I live on a small horse farm. We have a hundred year old Amish built barn, which is put together with wooden pegs instead of nails. The house has walls that are more than a foot thick. There is a general sense of the quaint and rustic, which will come in handy if I ever choose to write a swords-and-horses fantasy.
This winter it’s become a little too realistic.
With the polar vortex in January, all our barn and field pipes froze, and we commenced carting water to our animals by hand twice a day. We made jokes about Medieval Peasant Industries, Inc. These were funny for the first week. Last week, we got more than two feet of snow…and the house pipes went out, too.

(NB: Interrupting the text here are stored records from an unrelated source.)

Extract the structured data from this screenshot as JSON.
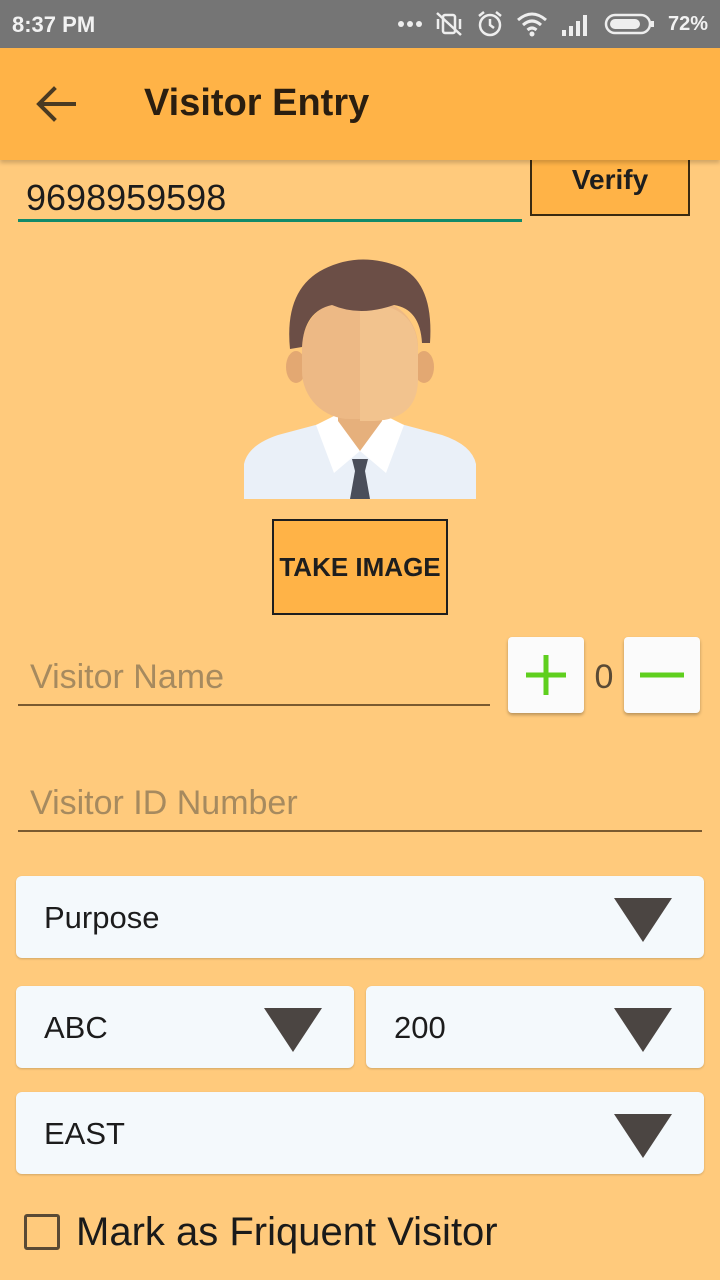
{
  "status_bar": {
    "time": "8:37 PM",
    "battery": "72%"
  },
  "app_bar": {
    "title": "Visitor Entry"
  },
  "phone": {
    "value": "9698959598"
  },
  "verify": {
    "label": "Verify"
  },
  "take_image": {
    "label": "TAKE IMAGE"
  },
  "visitor_name": {
    "placeholder": "Visitor Name"
  },
  "counter": {
    "value": "0"
  },
  "visitor_id": {
    "placeholder": "Visitor ID Number"
  },
  "dropdowns": {
    "purpose": "Purpose",
    "building": "ABC",
    "flat": "200",
    "wing": "EAST"
  },
  "frequent_visitor": {
    "label": "Mark as Friquent Visitor",
    "checked": false
  },
  "colors": {
    "background": "#FFCA7C",
    "app_bar": "#FFB347",
    "status_bar": "#757575",
    "accent_underline": "#138A6A",
    "stepper_icon": "#5FCF1E"
  },
  "icons": [
    "back-arrow-icon",
    "plus-icon",
    "minus-icon",
    "dropdown-arrow-icon",
    "avatar-placeholder"
  ]
}
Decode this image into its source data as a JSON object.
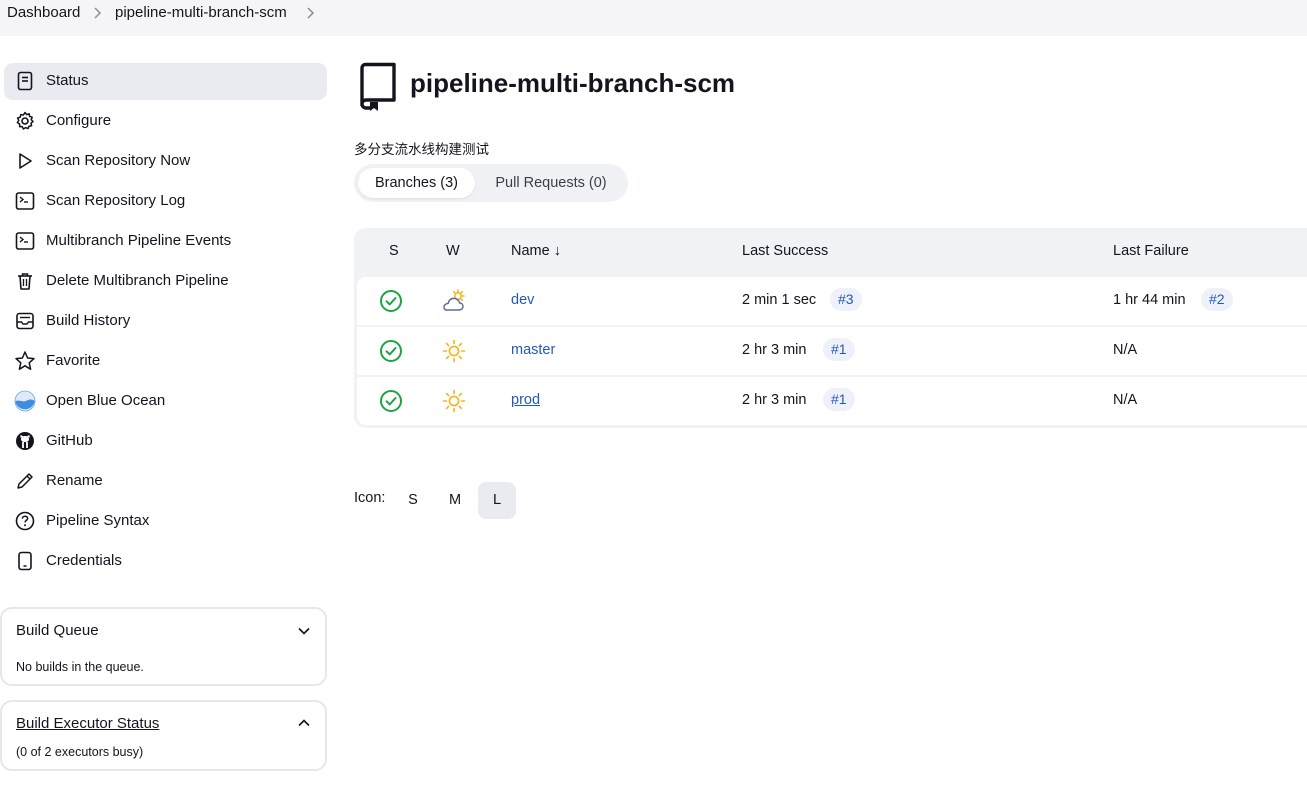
{
  "breadcrumb": {
    "items": [
      "Dashboard",
      "pipeline-multi-branch-scm"
    ]
  },
  "sidebar": {
    "items": [
      {
        "label": "Status",
        "icon": "document-icon"
      },
      {
        "label": "Configure",
        "icon": "gear-icon"
      },
      {
        "label": "Scan Repository Now",
        "icon": "play-icon"
      },
      {
        "label": "Scan Repository Log",
        "icon": "terminal-icon"
      },
      {
        "label": "Multibranch Pipeline Events",
        "icon": "terminal-icon"
      },
      {
        "label": "Delete Multibranch Pipeline",
        "icon": "trash-icon"
      },
      {
        "label": "Build History",
        "icon": "inbox-icon"
      },
      {
        "label": "Favorite",
        "icon": "star-icon"
      },
      {
        "label": "Open Blue Ocean",
        "icon": "blue-ocean-icon"
      },
      {
        "label": "GitHub",
        "icon": "github-icon"
      },
      {
        "label": "Rename",
        "icon": "pencil-icon"
      },
      {
        "label": "Pipeline Syntax",
        "icon": "help-icon"
      },
      {
        "label": "Credentials",
        "icon": "phone-icon"
      }
    ],
    "active_index": 0
  },
  "build_queue": {
    "title": "Build Queue",
    "message": "No builds in the queue."
  },
  "build_executor": {
    "title": "Build Executor Status",
    "message": "(0 of 2 executors busy)"
  },
  "main": {
    "title": "pipeline-multi-branch-scm",
    "description": "多分支流水线构建测试",
    "tabs": [
      {
        "label": "Branches (3)",
        "active": true
      },
      {
        "label": "Pull Requests (0)",
        "active": false
      }
    ],
    "table": {
      "headers": {
        "s": "S",
        "w": "W",
        "name": "Name",
        "sort_arrow": "↓",
        "last_success": "Last Success",
        "last_failure": "Last Failure"
      },
      "rows": [
        {
          "status": "success",
          "weather": "partly-cloudy",
          "name": "dev",
          "last_success": "2 min 1 sec",
          "success_build": "#3",
          "last_failure": "1 hr 44 min",
          "failure_build": "#2"
        },
        {
          "status": "success",
          "weather": "sunny",
          "name": "master",
          "last_success": "2 hr 3 min",
          "success_build": "#1",
          "last_failure": "N/A",
          "failure_build": ""
        },
        {
          "status": "success",
          "weather": "sunny",
          "name": "prod",
          "last_success": "2 hr 3 min",
          "success_build": "#1",
          "last_failure": "N/A",
          "failure_build": ""
        }
      ]
    },
    "icon_size": {
      "label": "Icon:",
      "options": [
        "S",
        "M",
        "L"
      ],
      "selected": "L"
    }
  },
  "colors": {
    "success": "#1ea446",
    "link": "#2559b8",
    "sun": "#f2b51d",
    "cloud": "#5b6d96",
    "active_bg": "#e9ebf0"
  }
}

We have extended our peasantry to carting water to our house, and boiling it on the stove when I want to wash my hair or do the dishes.
The other thing I learned this winter is that while our chickens are cute and friendly and I love their eggs, they are slightly less intelligent than a bag of blunted hammers. They free-range on the farm, but when it snows, they can’t find their way back to the coop. Looks different, I guess.
On the day of our first snow, the chickens got lost. I went to the coop at dusk and it was empty. A long search turned them up at the very top of the hill, roosting on a fence. Here commenced another form of rural exercise, which I call ChickenFit: catch a chicken, carry it down an icy snow-covered mountain to the coop, stuff it in, climb back to the top of the mountain. Perform sixteen repetitions, or stop when you collapse of exhaustion. I wonder if I could charge people to participate in our organic all-natural exercise regime. We could make a fortune!
I have now decided any swords-and-horses fantasy novels I write will have to include magical never-fail plumbing. And chickens with homing navigation.
I’m delighted that Samhain Publishing will publish TALENT TO BURN, an urban fantasy novel with strong romantic elements, in June 2014.
As a child, Cat Wilson could not read minds, see the future, or start fires like the other Talented kids inside the shadowy Grey Institute. Tired of being an experimental guinea pig, she ran away, leaving behind her beloved brother Eric, and she’s kept running ever since.
Jamie Murphy is a charming former conman and professional gambler with a Talent for finding people. He brings bad news for Cat – her brother has finally broken away
from the Institute but he’s lost control of his firestarting Talent and killed five people. Jamie works with a group of outcast and misfit Talents who want to help Eric, but first they have to find him, before the cops or the Grey Institute…and before he kills again.
I’m excited that this book will be published, and so happy to be working with the nice people over at Samhain!
This weekend I’ll once again be at the Maryland Romance Writers Stage at the Baltimore Book Festival! If you’re in the area and feel inclined to come by, I’d be delighted to see you.
On Saturday at 5pm my agent Lyndsay Hemphill is taking part in a panel called No Holds Barred with Agents and Editors. You can bring the first page of your manuscript and Lyndsay and the other panelists will offer feedback on it!
On Sunday at 1pm I am on a panel called The Part Time Writer, where we’ll discuss the challenges of writing around a full time job or family.
The Book Festival is free and great fun – take a look at the full schedule for the Maryland Romance Writers stage. We hope you’ll join us!
I finally set up this blog, which will be devoted to my writing pursuits. I plan on blogging about the following topics:
- This writing life: what I’m working on, news, and craft tips.
- Research: what I learn in the course of researching my books. Right now this is a combination of Norse mythology and how private detectives work.
- Creature feature: I like reading up on different monsters and myths, because it gives me ideas. I’ll share what I learn.
- Books I love: I’ll review or otherwise feature books I love from favorite authors, friends, critique partners, and chapter mates (there’s a lot of overlap in that list!).
- Random: I’m pretty sure other topics will sneak in from time to time.
Thanks for joining me – take time to look around!
I’ve been a writer for as long as I can remember.
When I was four I wrote a “graphic novel”: a story that took up an entire notebook, but the story was told largely in pictures. It was the story of Vater the Villain, a wicked spy, and his rather unfortunately named Cousin.
At five I decided my handwriting was too babyish, and taught myself to type on my big sister’s manual typewriter. I wrote a story about Mr Brontosaurus, Mrs Brontosaurus, and their enemy T-Rex.
I scribbled stories under my folder all through school. I wrote to Anne McCaffrey to ask for advice when I was about eleven, and she wrote back. It made my year. I still have that letter somewhere, in the envelope magically postmarked Ireland. I was convinced that one day I would be a novelist. I sold my first story when I was fourteen, and it appeared in a national magazine.
These days, I’m writing novels, and hoping one day to see them in print.
What’s your writing story?